(Records drawn from a dataset)
* * * * * * * * *
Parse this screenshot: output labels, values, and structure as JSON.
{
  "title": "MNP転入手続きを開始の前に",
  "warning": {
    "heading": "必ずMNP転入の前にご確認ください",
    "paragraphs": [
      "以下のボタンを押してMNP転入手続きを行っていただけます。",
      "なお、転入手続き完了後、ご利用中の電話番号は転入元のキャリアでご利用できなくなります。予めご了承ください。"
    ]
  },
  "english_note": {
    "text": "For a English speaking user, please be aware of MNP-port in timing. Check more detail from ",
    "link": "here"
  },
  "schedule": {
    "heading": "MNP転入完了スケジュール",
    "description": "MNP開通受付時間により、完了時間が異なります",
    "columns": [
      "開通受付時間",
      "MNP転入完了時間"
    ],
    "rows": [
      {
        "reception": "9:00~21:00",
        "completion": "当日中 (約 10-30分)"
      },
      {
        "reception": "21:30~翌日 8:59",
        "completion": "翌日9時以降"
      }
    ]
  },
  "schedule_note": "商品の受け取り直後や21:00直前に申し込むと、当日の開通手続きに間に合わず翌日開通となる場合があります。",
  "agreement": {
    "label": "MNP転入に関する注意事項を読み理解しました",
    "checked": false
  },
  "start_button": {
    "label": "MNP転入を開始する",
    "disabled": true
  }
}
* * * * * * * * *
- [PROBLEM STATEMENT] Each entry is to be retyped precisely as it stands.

- [RESULT FOR THIS TASK]
Parse this screenshot: output labels, values, and structure as JSON.
{
  "title": "MNP転入手続きを開始の前に",
  "warning": {
    "heading": "必ずMNP転入の前にご確認ください",
    "paragraphs": [
      "以下のボタンを押してMNP転入手続きを行っていただけます。",
      "なお、転入手続き完了後、ご利用中の電話番号は転入元のキャリアでご利用できなくなります。予めご了承ください。"
    ]
  },
  "english_note": {
    "text": "For a English speaking user, please be aware of MNP-port in timing. Check more detail from ",
    "link": "here"
  },
  "schedule": {
    "heading": "MNP転入完了スケジュール",
    "description": "MNP開通受付時間により、完了時間が異なります",
    "columns": [
      "開通受付時間",
      "MNP転入完了時間"
    ],
    "rows": [
      {
        "reception": "9:00~21:00",
        "completion": "当日中 (約 10-30分)"
      },
      {
        "reception": "21:30~翌日 8:59",
        "completion": "翌日9時以降"
      }
    ]
  },
  "schedule_note": "商品の受け取り直後や21:00直前に申し込むと、当日の開通手続きに間に合わず翌日開通となる場合があります。",
  "agreement": {
    "label": "MNP転入に関する注意事項を読み理解しました",
    "checked": false
  },
  "start_button": {
    "label": "MNP転入を開始する",
    "disabled": true
  }
}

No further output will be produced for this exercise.